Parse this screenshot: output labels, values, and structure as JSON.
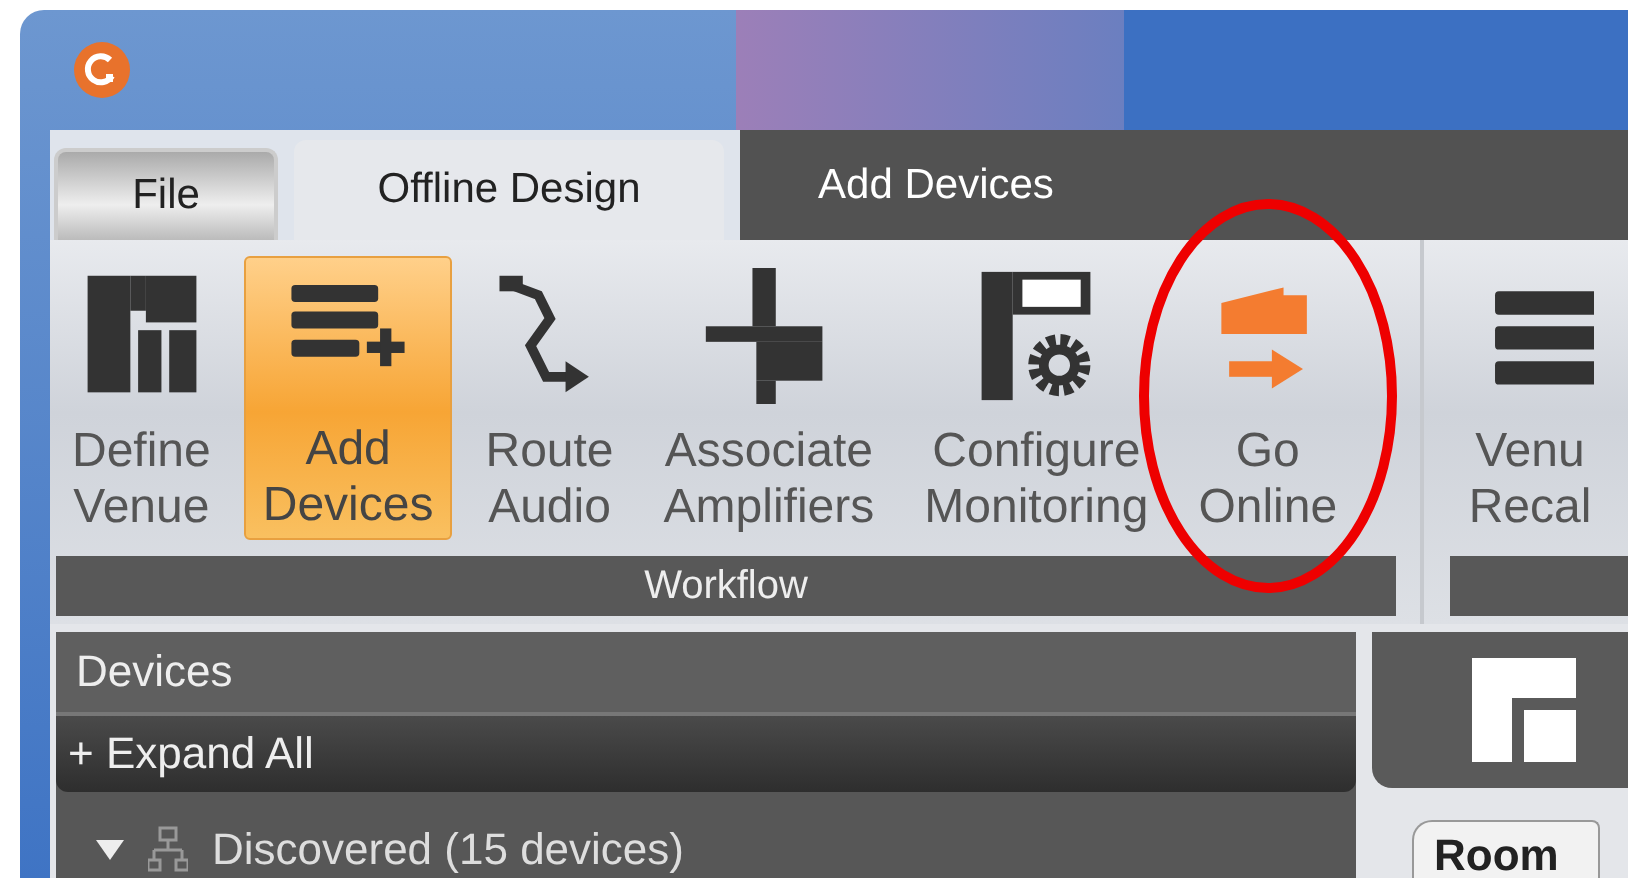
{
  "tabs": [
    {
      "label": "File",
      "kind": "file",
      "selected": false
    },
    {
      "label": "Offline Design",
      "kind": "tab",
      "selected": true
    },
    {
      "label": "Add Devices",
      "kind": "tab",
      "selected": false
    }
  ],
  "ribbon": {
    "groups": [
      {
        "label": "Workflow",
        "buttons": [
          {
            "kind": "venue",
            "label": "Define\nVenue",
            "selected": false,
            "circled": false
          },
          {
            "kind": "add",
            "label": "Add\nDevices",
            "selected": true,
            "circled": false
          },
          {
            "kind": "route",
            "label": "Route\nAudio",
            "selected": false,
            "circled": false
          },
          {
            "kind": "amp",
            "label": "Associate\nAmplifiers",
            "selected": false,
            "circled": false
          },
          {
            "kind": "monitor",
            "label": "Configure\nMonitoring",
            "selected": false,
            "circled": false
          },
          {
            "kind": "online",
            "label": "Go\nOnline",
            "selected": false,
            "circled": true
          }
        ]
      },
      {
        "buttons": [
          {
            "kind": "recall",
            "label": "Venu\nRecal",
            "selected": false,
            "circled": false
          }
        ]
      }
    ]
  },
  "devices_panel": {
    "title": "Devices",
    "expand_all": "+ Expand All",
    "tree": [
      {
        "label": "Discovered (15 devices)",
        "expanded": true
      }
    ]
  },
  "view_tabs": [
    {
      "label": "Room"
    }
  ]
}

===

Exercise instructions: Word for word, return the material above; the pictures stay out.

Written solution:
Parse this screenshot: output labels, values, and structure as JSON.
{
  "tabs": [
    {
      "label": "File",
      "kind": "file",
      "selected": false
    },
    {
      "label": "Offline Design",
      "kind": "tab",
      "selected": true
    },
    {
      "label": "Add Devices",
      "kind": "tab",
      "selected": false
    }
  ],
  "ribbon": {
    "groups": [
      {
        "label": "Workflow",
        "buttons": [
          {
            "kind": "venue",
            "label": "Define\nVenue",
            "selected": false,
            "circled": false
          },
          {
            "kind": "add",
            "label": "Add\nDevices",
            "selected": true,
            "circled": false
          },
          {
            "kind": "route",
            "label": "Route\nAudio",
            "selected": false,
            "circled": false
          },
          {
            "kind": "amp",
            "label": "Associate\nAmplifiers",
            "selected": false,
            "circled": false
          },
          {
            "kind": "monitor",
            "label": "Configure\nMonitoring",
            "selected": false,
            "circled": false
          },
          {
            "kind": "online",
            "label": "Go\nOnline",
            "selected": false,
            "circled": true
          }
        ]
      },
      {
        "buttons": [
          {
            "kind": "recall",
            "label": "Venu\nRecal",
            "selected": false,
            "circled": false
          }
        ]
      }
    ]
  },
  "devices_panel": {
    "title": "Devices",
    "expand_all": "+ Expand All",
    "tree": [
      {
        "label": "Discovered (15 devices)",
        "expanded": true
      }
    ]
  },
  "view_tabs": [
    {
      "label": "Room"
    }
  ]
}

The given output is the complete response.